The Collector’ was an immersive and evocative installation created for 2014 Frieze Masters in London (Helly Nahmad gallery), consisting of the interior hallway and rooms of a modernist apartment set in Montparnasse, Paris in 1968, accompanied by a curated film of contemporary television broadcast and nostalgic music of the period, and filled to the brim with the found collected objects and artworks of one man’s life time, amongst the piles of books, stacks of Paris Match magazines and  pinned up revolutionary posters are mouthwatering art works including Lucio Fontana’s slashed canvas, a Picasso self-portrait, and Giacometti's ‘Trois hommes qui marchent’ casually placed by the bed.

‘Visitors were entranced...crammed with pitch-perfect period details’ New York Times

collector best - 04.jpg
collector best - 02.jpg

"a statement about how art used to be at the centre of the political and intellectual life of it's times... not merely an expensive commodity" Hyman collection

‘One visiting dealer called “The Collector” ‘a poem in three dimensions’ Economist

collector best - 03.jpg
collector best - 06.jpg
collector best - 07.jpg

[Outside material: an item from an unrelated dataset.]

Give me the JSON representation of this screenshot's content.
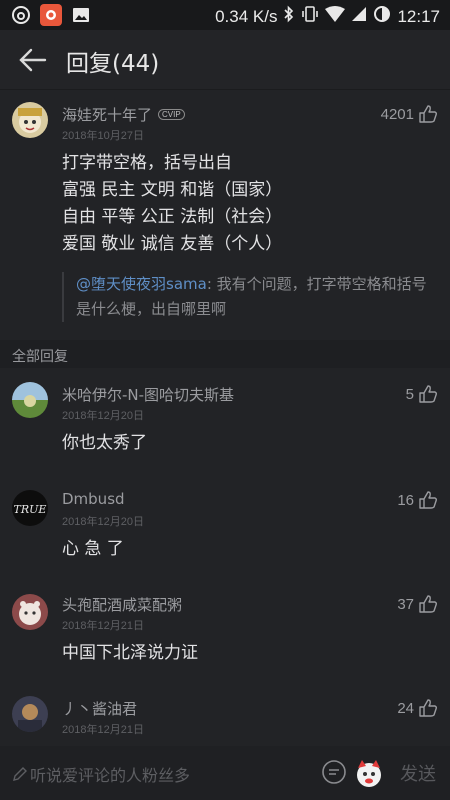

'So intoxicating is Nahmad's stand... that with one nostalgic, bohemian, gust it blows away the precious, pristine, smartly labelled art fair piety everything else at Regents park' FT

collector best - 09.jpg
collector best - 10.jpg
collector best - 11.jpg
collector best - 13.jpg
collector best - 12.jpg
collector best - 08.jpg

"That installation touched so many nerves in people, You were looking at art in a living environment. Was that really a Giacometti next to the bed?" New York Times

collector best - 14.jpg
collector best - 16.jpg
collector best - 18.jpg
collector best - 20.jpg
collector best - 15.jpg
collector best - 17.jpg
collector best - 19.jpg
collector best - 21.jpg
collector best - 23.jpg

'Frieze Masters was worth visiting just for this booth. This is probably the best booth you will ever see at an art fair in your life' DAZED

'the most elaborate booth I have ever seen at an art fair stand' Vogue

'utterly convincing re-creation. forensically accurate' The Art Newspaper